» **Your instructions**
Copy all the records word for word, apart from any pictures.

Records shown below:

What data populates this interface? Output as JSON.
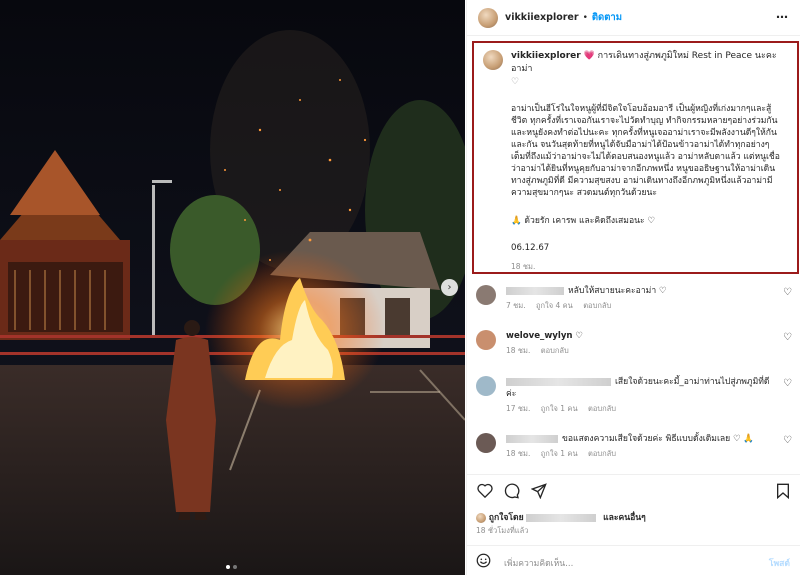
{
  "post": {
    "username": "vikkiiexplorer",
    "separator": "•",
    "follow_label": "ติดตาม",
    "more_label": "⋯"
  },
  "caption": {
    "username": "vikkiiexplorer",
    "heart": "💗",
    "title_text": "การเดินทางสู่ภพภูมิใหม่ Rest in Peace นะคะอาม่า",
    "title_heart": "♡",
    "body": "อาม่าเป็นฮีโร่ในใจหนูผู้ที่มีจิตใจโอบอ้อมอารี เป็นผู้หญิงที่เก่งมากๆและสู้ชีวิต ทุกครั้งที่เราเจอกันเราจะไปวัดทำบุญ ทำกิจกรรมหลายๆอย่างร่วมกันและหนูยังคงทำต่อไปนะคะ ทุกครั้งที่หนูเจออาม่าเราจะมีพลังงานดีๆให้กันและกัน จนวันสุดท้ายที่หนูได้จับมือาม่าได้ป้อนข้าวอาม่าได้ทำทุกอย่างๆเต็มที่ถึงแม้ว่าอาม่าจะไม่ได้ตอบสนองหนูแล้ว อาม่าหลับตาแล้ว แต่หนูเชื่อว่าอาม่าได้ยินที่หนูคุยกับอาม่าจากอีกภพหนึ่ง หนูขออธิษฐานให้อาม่าเดินทางสู่ภพภูมิที่ดี มีความสุขสงบ อาม่าเดินทางถึงอีกภพภูมิหนึ่งแล้วอาม่ามีความสุขมากๆนะ สวดมนต์ทุกวันด้วยนะ",
    "sign": "🙏 ด้วยรัก เคารพ และคิดถึงเสมอนะ ♡",
    "date": "06.12.67",
    "time": "18 ชม."
  },
  "comments": [
    {
      "name_hidden": true,
      "text": "หลับให้สบายนะคะอาม่า ♡",
      "time": "7 ชม.",
      "likes": "ถูกใจ 4 คน",
      "reply": "ตอบกลับ",
      "avatar_color": "#8a7a72"
    },
    {
      "name": "welove_wylyn",
      "text": "♡",
      "time": "18 ชม.",
      "reply": "ตอบกลับ",
      "avatar_color": "#c98f6e"
    },
    {
      "name_hidden": true,
      "text": "เสียใจด้วยนะคะมี้_อาม่าท่านไปสู่ภพภูมิที่ดีค่ะ",
      "time": "17 ชม.",
      "likes": "ถูกใจ 1 คน",
      "reply": "ตอบกลับ",
      "avatar_color": "#9fb9c9"
    },
    {
      "name_hidden": true,
      "text": "ขอแสดงความเสียใจด้วยค่ะ พิธีแบบดั้งเดิมเลย ♡ 🙏",
      "time": "18 ชม.",
      "likes": "ถูกใจ 1 คน",
      "reply": "ตอบกลับ",
      "avatar_color": "#6b5a55"
    }
  ],
  "footer": {
    "liked_by_prefix": "ถูกใจโดย",
    "liked_by_suffix": "และคนอื่นๆ",
    "ago": "18 ชั่วโมงที่แล้ว",
    "comment_placeholder": "เพิ่มความคิดเห็น...",
    "post_label": "โพสต์"
  },
  "icons": {
    "heart": "heart-icon",
    "comment": "comment-icon",
    "share": "share-icon",
    "save": "bookmark-icon",
    "emoji": "emoji-icon",
    "next": "chevron-right-icon"
  },
  "colors": {
    "accent": "#0095f6",
    "highlight_border": "#9b1b1b",
    "muted": "#8e8e8e"
  }
}
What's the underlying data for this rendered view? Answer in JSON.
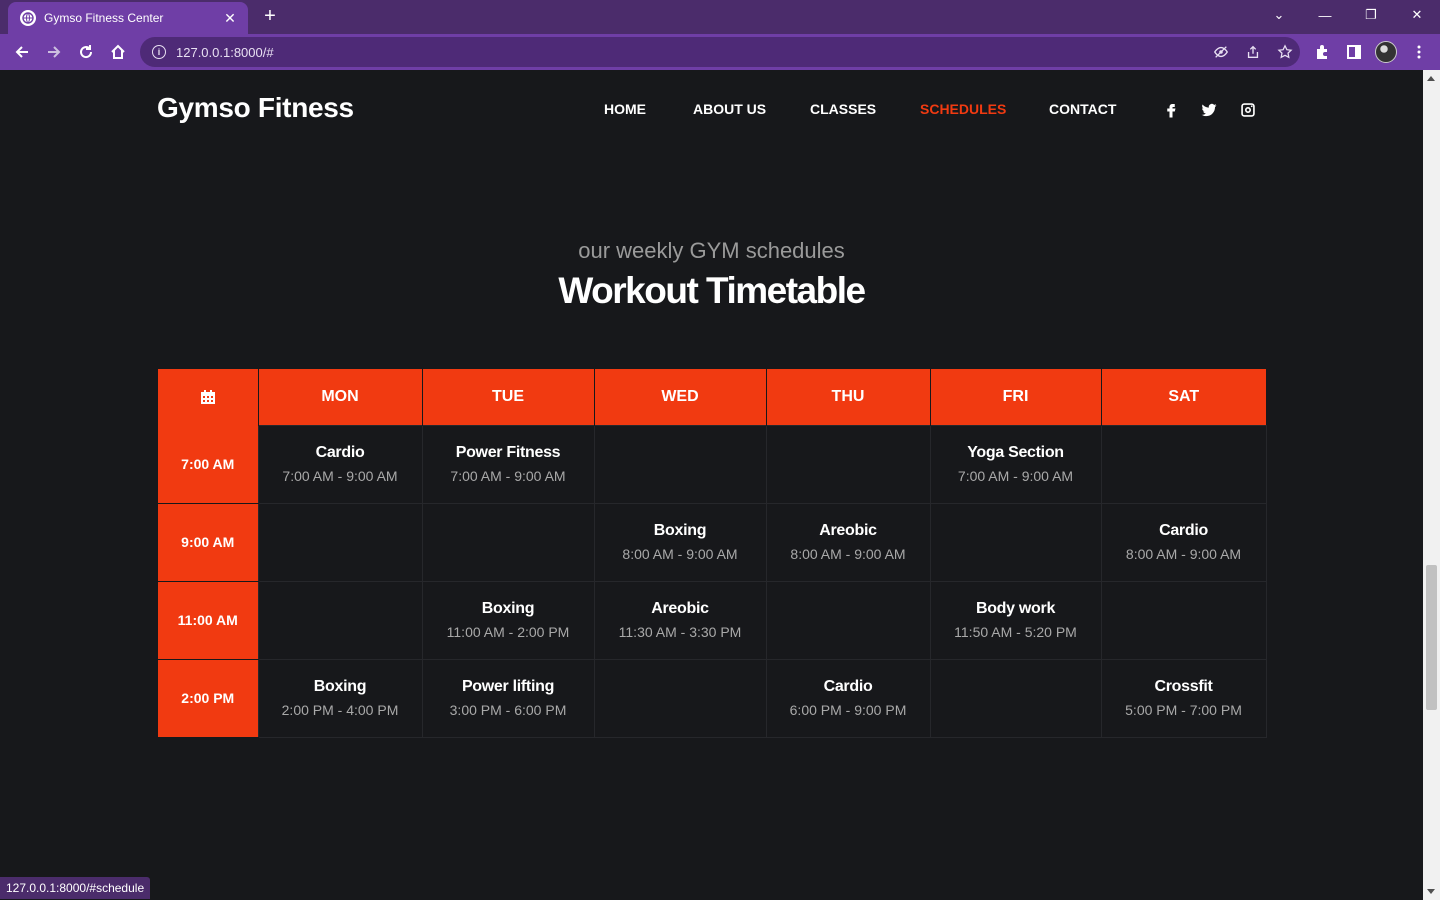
{
  "browser": {
    "tab_title": "Gymso Fitness Center",
    "tab_close": "✕",
    "new_tab": "+",
    "url": "127.0.0.1:8000/#",
    "status_url": "127.0.0.1:8000/#schedule",
    "window_controls": [
      "⌄",
      "—",
      "❐",
      "✕"
    ]
  },
  "header": {
    "brand": "Gymso Fitness",
    "nav": [
      {
        "label": "HOME",
        "active": false
      },
      {
        "label": "ABOUT US",
        "active": false
      },
      {
        "label": "CLASSES",
        "active": false
      },
      {
        "label": "SCHEDULES",
        "active": true
      },
      {
        "label": "CONTACT",
        "active": false
      }
    ],
    "social_icons": [
      "facebook-icon",
      "twitter-icon",
      "instagram-icon"
    ]
  },
  "section": {
    "subtitle": "our weekly GYM schedules",
    "title": "Workout Timetable"
  },
  "timetable": {
    "header_icon": "calendar-icon",
    "days": [
      "MON",
      "TUE",
      "WED",
      "THU",
      "FRI",
      "SAT"
    ],
    "rows": [
      {
        "time": "7:00 AM",
        "cells": [
          {
            "name": "Cardio",
            "time": "7:00 AM - 9:00 AM"
          },
          {
            "name": "Power Fitness",
            "time": "7:00 AM - 9:00 AM"
          },
          null,
          null,
          {
            "name": "Yoga Section",
            "time": "7:00 AM - 9:00 AM"
          },
          null
        ]
      },
      {
        "time": "9:00 AM",
        "cells": [
          null,
          null,
          {
            "name": "Boxing",
            "time": "8:00 AM - 9:00 AM"
          },
          {
            "name": "Areobic",
            "time": "8:00 AM - 9:00 AM"
          },
          null,
          {
            "name": "Cardio",
            "time": "8:00 AM - 9:00 AM"
          }
        ]
      },
      {
        "time": "11:00 AM",
        "cells": [
          null,
          {
            "name": "Boxing",
            "time": "11:00 AM - 2:00 PM"
          },
          {
            "name": "Areobic",
            "time": "11:30 AM - 3:30 PM"
          },
          null,
          {
            "name": "Body work",
            "time": "11:50 AM - 5:20 PM"
          },
          null
        ]
      },
      {
        "time": "2:00 PM",
        "cells": [
          {
            "name": "Boxing",
            "time": "2:00 PM - 4:00 PM"
          },
          {
            "name": "Power lifting",
            "time": "3:00 PM - 6:00 PM"
          },
          null,
          {
            "name": "Cardio",
            "time": "6:00 PM - 9:00 PM"
          },
          null,
          {
            "name": "Crossfit",
            "time": "5:00 PM - 7:00 PM"
          }
        ]
      }
    ]
  },
  "colors": {
    "accent": "#f13a11",
    "background": "#17181b",
    "browser_frame": "#6f3ea6"
  }
}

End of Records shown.

» **Finished exercise**
What data populates this interface? Output as JSON.
{
  "post": {
    "username": "vikkiiexplorer",
    "separator": "•",
    "follow_label": "ติดตาม",
    "more_label": "⋯"
  },
  "caption": {
    "username": "vikkiiexplorer",
    "heart": "💗",
    "title_text": "การเดินทางสู่ภพภูมิใหม่ Rest in Peace นะคะอาม่า",
    "title_heart": "♡",
    "body": "อาม่าเป็นฮีโร่ในใจหนูผู้ที่มีจิตใจโอบอ้อมอารี เป็นผู้หญิงที่เก่งมากๆและสู้ชีวิต ทุกครั้งที่เราเจอกันเราจะไปวัดทำบุญ ทำกิจกรรมหลายๆอย่างร่วมกันและหนูยังคงทำต่อไปนะคะ ทุกครั้งที่หนูเจออาม่าเราจะมีพลังงานดีๆให้กันและกัน จนวันสุดท้ายที่หนูได้จับมือาม่าได้ป้อนข้าวอาม่าได้ทำทุกอย่างๆเต็มที่ถึงแม้ว่าอาม่าจะไม่ได้ตอบสนองหนูแล้ว อาม่าหลับตาแล้ว แต่หนูเชื่อว่าอาม่าได้ยินที่หนูคุยกับอาม่าจากอีกภพหนึ่ง หนูขออธิษฐานให้อาม่าเดินทางสู่ภพภูมิที่ดี มีความสุขสงบ อาม่าเดินทางถึงอีกภพภูมิหนึ่งแล้วอาม่ามีความสุขมากๆนะ สวดมนต์ทุกวันด้วยนะ",
    "sign": "🙏 ด้วยรัก เคารพ และคิดถึงเสมอนะ ♡",
    "date": "06.12.67",
    "time": "18 ชม."
  },
  "comments": [
    {
      "name_hidden": true,
      "text": "หลับให้สบายนะคะอาม่า ♡",
      "time": "7 ชม.",
      "likes": "ถูกใจ 4 คน",
      "reply": "ตอบกลับ",
      "avatar_color": "#8a7a72"
    },
    {
      "name": "welove_wylyn",
      "text": "♡",
      "time": "18 ชม.",
      "reply": "ตอบกลับ",
      "avatar_color": "#c98f6e"
    },
    {
      "name_hidden": true,
      "text": "เสียใจด้วยนะคะมี้_อาม่าท่านไปสู่ภพภูมิที่ดีค่ะ",
      "time": "17 ชม.",
      "likes": "ถูกใจ 1 คน",
      "reply": "ตอบกลับ",
      "avatar_color": "#9fb9c9"
    },
    {
      "name_hidden": true,
      "text": "ขอแสดงความเสียใจด้วยค่ะ พิธีแบบดั้งเดิมเลย ♡ 🙏",
      "time": "18 ชม.",
      "likes": "ถูกใจ 1 คน",
      "reply": "ตอบกลับ",
      "avatar_color": "#6b5a55"
    }
  ],
  "footer": {
    "liked_by_prefix": "ถูกใจโดย",
    "liked_by_suffix": "และคนอื่นๆ",
    "ago": "18 ชั่วโมงที่แล้ว",
    "comment_placeholder": "เพิ่มความคิดเห็น...",
    "post_label": "โพสต์"
  },
  "icons": {
    "heart": "heart-icon",
    "comment": "comment-icon",
    "share": "share-icon",
    "save": "bookmark-icon",
    "emoji": "emoji-icon",
    "next": "chevron-right-icon"
  },
  "colors": {
    "accent": "#0095f6",
    "highlight_border": "#9b1b1b",
    "muted": "#8e8e8e"
  }
}
What's the underlying data for this rendered view? Answer in JSON.
{
  "browser": {
    "tab_title": "Gymso Fitness Center",
    "tab_close": "✕",
    "new_tab": "+",
    "url": "127.0.0.1:8000/#",
    "status_url": "127.0.0.1:8000/#schedule",
    "window_controls": [
      "⌄",
      "—",
      "❐",
      "✕"
    ]
  },
  "header": {
    "brand": "Gymso Fitness",
    "nav": [
      {
        "label": "HOME",
        "active": false
      },
      {
        "label": "ABOUT US",
        "active": false
      },
      {
        "label": "CLASSES",
        "active": false
      },
      {
        "label": "SCHEDULES",
        "active": true
      },
      {
        "label": "CONTACT",
        "active": false
      }
    ],
    "social_icons": [
      "facebook-icon",
      "twitter-icon",
      "instagram-icon"
    ]
  },
  "section": {
    "subtitle": "our weekly GYM schedules",
    "title": "Workout Timetable"
  },
  "timetable": {
    "header_icon": "calendar-icon",
    "days": [
      "MON",
      "TUE",
      "WED",
      "THU",
      "FRI",
      "SAT"
    ],
    "rows": [
      {
        "time": "7:00 AM",
        "cells": [
          {
            "name": "Cardio",
            "time": "7:00 AM - 9:00 AM"
          },
          {
            "name": "Power Fitness",
            "time": "7:00 AM - 9:00 AM"
          },
          null,
          null,
          {
            "name": "Yoga Section",
            "time": "7:00 AM - 9:00 AM"
          },
          null
        ]
      },
      {
        "time": "9:00 AM",
        "cells": [
          null,
          null,
          {
            "name": "Boxing",
            "time": "8:00 AM - 9:00 AM"
          },
          {
            "name": "Areobic",
            "time": "8:00 AM - 9:00 AM"
          },
          null,
          {
            "name": "Cardio",
            "time": "8:00 AM - 9:00 AM"
          }
        ]
      },
      {
        "time": "11:00 AM",
        "cells": [
          null,
          {
            "name": "Boxing",
            "time": "11:00 AM - 2:00 PM"
          },
          {
            "name": "Areobic",
            "time": "11:30 AM - 3:30 PM"
          },
          null,
          {
            "name": "Body work",
            "time": "11:50 AM - 5:20 PM"
          },
          null
        ]
      },
      {
        "time": "2:00 PM",
        "cells": [
          {
            "name": "Boxing",
            "time": "2:00 PM - 4:00 PM"
          },
          {
            "name": "Power lifting",
            "time": "3:00 PM - 6:00 PM"
          },
          null,
          {
            "name": "Cardio",
            "time": "6:00 PM - 9:00 PM"
          },
          null,
          {
            "name": "Crossfit",
            "time": "5:00 PM - 7:00 PM"
          }
        ]
      }
    ]
  },
  "colors": {
    "accent": "#f13a11",
    "background": "#17181b",
    "browser_frame": "#6f3ea6"
  }
}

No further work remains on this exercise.